The vendors ranged from wind farms, such as NextEra and EDP Renewables, to distribution companies and even education resource companies.
NextEra is the largest owned-and-operated wind farm company in the continental United States. They have been operating wind farms in Iowa since 1999, and currently operate nine wind farms in the state, ranging in size from 55 turbines to 148 turbines per farm.
"It's been fun to come out and talk to people who don't spend their days around turbines," said Mike Barrios, general manager of NextEra's Midwest operations. "You get more interesting questions."
EDP Renewables also operates wind farms in the area, though on a smaller and more independent level. They are based just outside of Milford, though they have offices all over the country.
"The response we get from this area is very positive," said Chris Mugge, lead operations manager. "People here are used to seeing wind used as an alternative form of energy. Some people in other parts of the country have never seen a wind turbine."
"We've found that many farmers don't mind having turbines on their property," said Adam Renz, an external communications associate based in Houston, Texas. "The land is still highly usable."
Once the energy is harvested from wind farms, companies like Clean Line are able to distribute it to other parts of the state and country.
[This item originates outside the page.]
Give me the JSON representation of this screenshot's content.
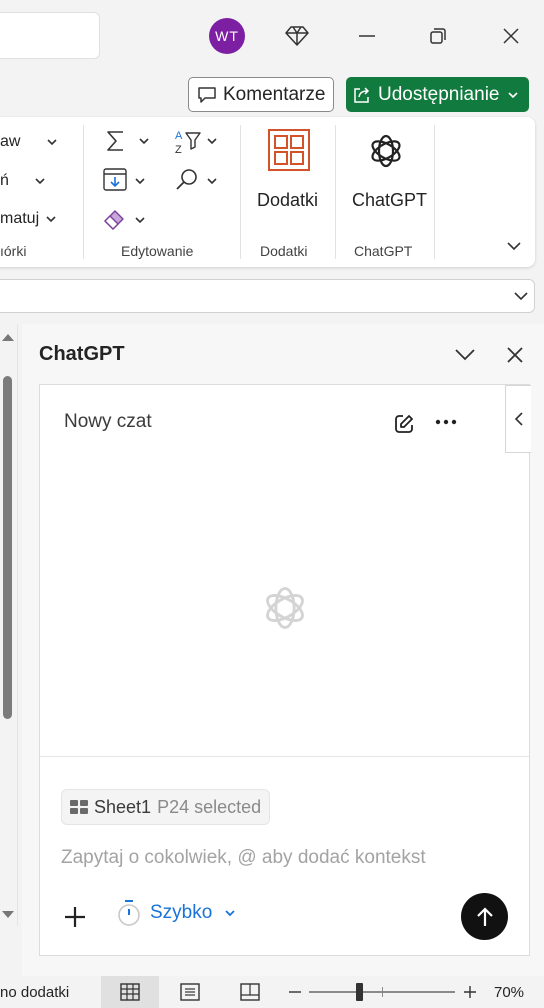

Currently, Clean Line is working on their Rock Island line to Morris, Illinois.
Clean Line is also partnering with Northwest Iowa Community College to train electrical students for their company.
"On the distribution side, many of the electrical tasks required are similar to electrical work that our students would be doing at other jobs," Lisa Story, director of enrollment, said.
NCC's power line program, a one-year program that accepts 72 students each year, is backlisted until summer 2014.
In order to entice children and students into studying wind energy, companies like The KidWind Project provide hands-on experiments for children to learn the process involved in creating energy from wind.
"The experiments teach the basics of electricity," James Grimm, a product development engineer for The KidWind Project, said. "Our goal is to educate children."
The KidWind Project has experiments appropriate for students from as young as fourth grade all the way through college.